Seely, who graduated from Mountain Ridge in 2007, was diagnosed in 2010 at age 20 with Chiari II malformation, basilar invagination and Ehlers-Danlos syndrome. Seely said that basically means her brain is herniated into her spinal column brain stem, outside of her skull and inside her spinal column.
The basilar invagination means the part from her skull to spine is bent at a weird angle, like it has a kink in it. Ehlers-Danlos is a connective tissue disorder, but she never let it stop her from her goals.
Seven weeks after making the tough decision to get her leg amputated below the knee, Seely swam 1.2 miles as part of a relay team.
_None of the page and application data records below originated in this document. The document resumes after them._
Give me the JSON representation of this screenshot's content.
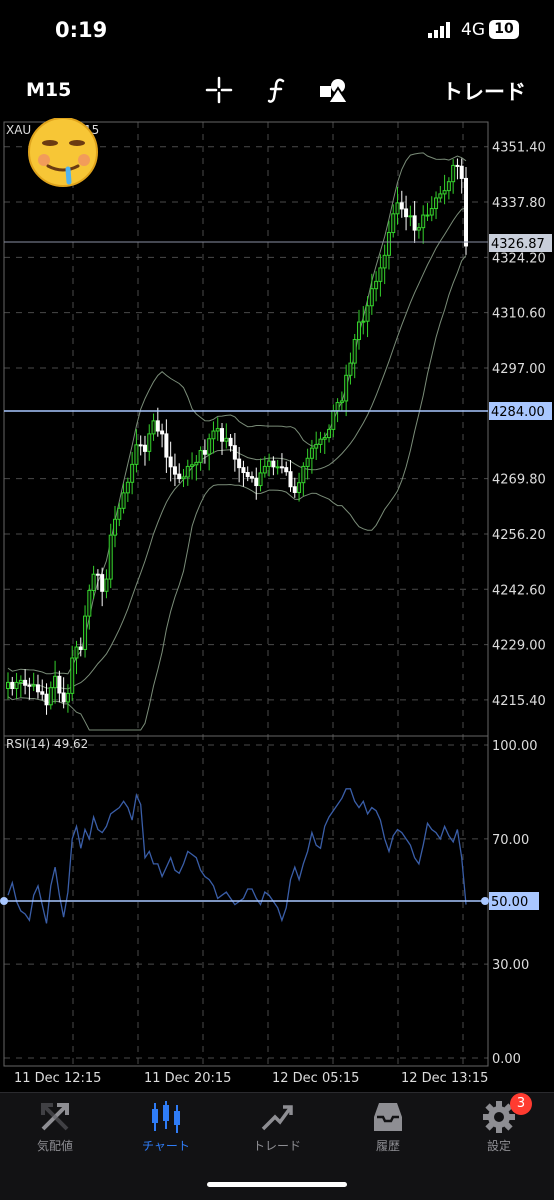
{
  "status": {
    "time": "0:19",
    "network": "4G",
    "battery": "10"
  },
  "toolbar": {
    "timeframe": "M15",
    "trade_label": "トレード",
    "icons": [
      "crosshair-icon",
      "function-icon",
      "objects-icon"
    ]
  },
  "chart": {
    "symbol_label": "XAU",
    "symbol_suffix": "15",
    "sticker": "drooling-face-emoji",
    "current_price_label": "4326.87",
    "level_label": "4284.00",
    "price_ticks": [
      "4351.40",
      "4337.80",
      "4324.20",
      "4310.60",
      "4297.00",
      "4269.80",
      "4256.20",
      "4242.60",
      "4229.00",
      "4215.40"
    ],
    "rsi_label": "RSI(14) 49.62",
    "rsi_ticks": [
      "100.00",
      "70.00",
      "30.00",
      "0.00"
    ],
    "rsi_level_label": "50.00",
    "time_ticks": [
      "11 Dec 12:15",
      "11 Dec 20:15",
      "12 Dec 05:15",
      "12 Dec 13:15"
    ]
  },
  "chart_data": {
    "type": "candlestick",
    "price_range": [
      4208,
      4356
    ],
    "rsi_range": [
      0,
      100
    ],
    "x_count": 108,
    "closes": [
      4219.7,
      4218.2,
      4219.7,
      4220.2,
      4219.0,
      4218.8,
      4219.1,
      4217.4,
      4216.8,
      4214.2,
      4218.4,
      4221.2,
      4217.1,
      4214.9,
      4217.0,
      4225.7,
      4228.4,
      4227.8,
      4236.0,
      4242.3,
      4246.3,
      4246.2,
      4242.1,
      4245.1,
      4255.9,
      4259.8,
      4262.5,
      4266.3,
      4268.9,
      4273.3,
      4278.1,
      4278.0,
      4276.5,
      4280.8,
      4284.0,
      4281.5,
      4280.8,
      4275.1,
      4272.7,
      4270.9,
      4269.8,
      4270.2,
      4272.8,
      4273.2,
      4273.8,
      4276.7,
      4275.8,
      4279.6,
      4281.5,
      4282.1,
      4279.0,
      4279.7,
      4277.9,
      4274.6,
      4272.5,
      4271.3,
      4270.3,
      4269.9,
      4268.1,
      4271.2,
      4272.8,
      4274.1,
      4272.7,
      4272.7,
      4272.5,
      4271.5,
      4267.8,
      4266.4,
      4268.8,
      4272.8,
      4274.8,
      4277.3,
      4278.2,
      4279.5,
      4279.9,
      4281.9,
      4286.5,
      4288.5,
      4288.9,
      4295.2,
      4298.2,
      4304.0,
      4308.3,
      4308.5,
      4312.3,
      4316.5,
      4318.3,
      4321.6,
      4324.7,
      4330.3,
      4334.9,
      4337.6,
      4336.1,
      4334.2,
      4334.4,
      4330.9,
      4331.5,
      4334.6,
      4334.6,
      4336.2,
      4338.8,
      4339.8,
      4340.6,
      4342.8,
      4346.8,
      4346.6,
      4343.6,
      4327.0
    ],
    "bands": {
      "upper_start": 4226,
      "upper_peak": 4300,
      "lower_start": 4212,
      "middle": "moving-average"
    },
    "rsi_values": [
      52,
      56,
      50,
      47,
      46,
      44,
      52,
      55,
      49,
      43,
      55,
      61,
      52,
      45,
      53,
      70,
      74,
      67,
      73,
      70,
      77,
      73,
      72,
      74,
      78,
      79,
      80,
      82,
      80,
      76,
      84,
      81,
      64,
      66,
      62,
      62,
      58,
      61,
      64,
      60,
      59,
      62,
      66,
      65,
      64,
      60,
      58,
      57,
      55,
      51,
      52,
      53,
      51,
      49,
      50,
      51,
      54,
      54,
      51,
      49,
      53,
      52,
      50,
      48,
      44,
      48,
      57,
      61,
      57,
      62,
      66,
      72,
      68,
      67,
      74,
      77,
      79,
      81,
      83,
      86,
      86,
      82,
      80,
      82,
      78,
      80,
      79,
      76,
      70,
      66,
      71,
      73,
      72,
      70,
      68,
      64,
      62,
      68,
      75,
      73,
      72,
      70,
      74,
      71,
      69,
      73,
      64,
      49
    ],
    "levels": {
      "price": 4284.0,
      "rsi": 50
    }
  },
  "colors": {
    "bull": "#35d12c",
    "bear": "#ffffff",
    "rsi": "#3a5ea8",
    "level": "#a9c7ff",
    "grid": "#4a4a4a",
    "active_tab": "#2f7cf6",
    "badge": "#ff3b30"
  },
  "tabs": [
    {
      "label": "気配値",
      "icon": "quotes-icon",
      "active": false
    },
    {
      "label": "チャート",
      "icon": "chart-icon",
      "active": true
    },
    {
      "label": "トレード",
      "icon": "trade-icon",
      "active": false
    },
    {
      "label": "履歴",
      "icon": "history-icon",
      "active": false
    },
    {
      "label": "設定",
      "icon": "settings-icon",
      "active": false,
      "badge": "3"
    }
  ]
}
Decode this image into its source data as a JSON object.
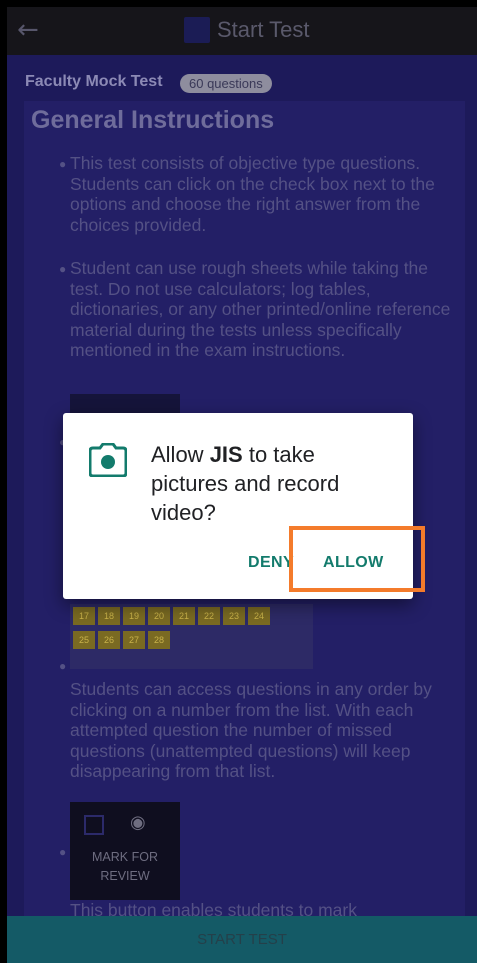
{
  "topbar": {
    "title": "Start Test",
    "back_icon": "arrow-left-icon"
  },
  "test": {
    "name": "Faculty Mock Test",
    "badge": "60 questions"
  },
  "instructions": {
    "heading": "General Instructions",
    "items": [
      "This test consists of objective type questions. Students can click on the check box next to the options and choose the right answer from the choices provided.",
      "Student can use rough sheets while taking the test. Do not use calculators; log tables, dictionaries, or any other printed/online reference material during the tests unless specifically mentioned in the exam instructions.",
      "Students can access questions in any order by clicking on a number from the list. With each attempted question the number of missed questions (unattempted questions) will keep disappearing from that list.",
      "This button enables students to mark"
    ],
    "grid_numbers": [
      "17",
      "18",
      "19",
      "20",
      "21",
      "22",
      "23",
      "24",
      "25",
      "26",
      "27",
      "28"
    ],
    "mark_review": {
      "line1": "MARK FOR",
      "line2": "REVIEW"
    }
  },
  "start_button": "START TEST",
  "dialog": {
    "icon": "camera-icon",
    "prefix": "Allow ",
    "app": "JIS",
    "suffix": " to take pictures and record video?",
    "deny": "DENY",
    "allow": "ALLOW"
  },
  "colors": {
    "highlight": "#f47b2b",
    "dialog_button": "#137b6c",
    "overlay_bg": "#1d1a5a"
  }
}
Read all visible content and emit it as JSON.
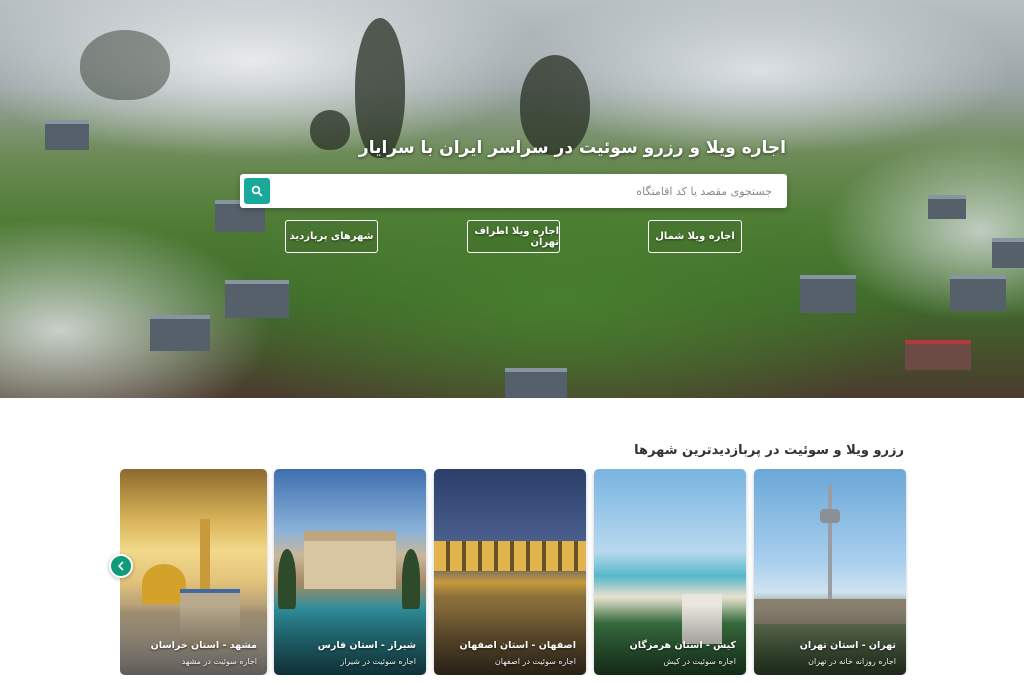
{
  "hero": {
    "title": "اجاره ویلا و رزرو سوئیت در سراسر ایران با سرایار",
    "search": {
      "placeholder": "جستجوی مقصد یا کد اقامتگاه",
      "icon": "search-icon"
    },
    "quick_links": [
      {
        "label": "اجاره ویلا شمال"
      },
      {
        "label": "اجاره ویلا اطراف تهران"
      },
      {
        "label": "شهرهای پربازدید"
      }
    ]
  },
  "popular": {
    "title": "رزرو ویلا و سوئیت در پربازدیدترین شهرها",
    "cards": [
      {
        "title": "تهران - استان تهران",
        "subtitle": "اجاره روزانه خانه در تهران"
      },
      {
        "title": "کیش - استان هرمزگان",
        "subtitle": "اجاره سوئیت در کیش"
      },
      {
        "title": "اصفهان - استان اصفهان",
        "subtitle": "اجاره سوئیت در اصفهان"
      },
      {
        "title": "شیراز - استان فارس",
        "subtitle": "اجاره سوئیت در شیراز"
      },
      {
        "title": "مشهد - استان خراسان",
        "subtitle": "اجاره سوئیت در مشهد"
      }
    ],
    "prev_icon": "chevron-left-icon"
  },
  "colors": {
    "accent": "#18a99b",
    "carousel_button": "#0f9a7a"
  }
}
Three months after the loss of her leg, she ran a 5k. A few months later, she completed her first triathlon as an amputee.
“One of my biggest accomplishments, along with making the US team to go to Rio, was competing at the 2011 Collegiate Nationals,” Seely said. “It was eight months after my surgery and there were a lot of naysayers about competing in that event.”
Categorized in: Ehlers-Danlos in the News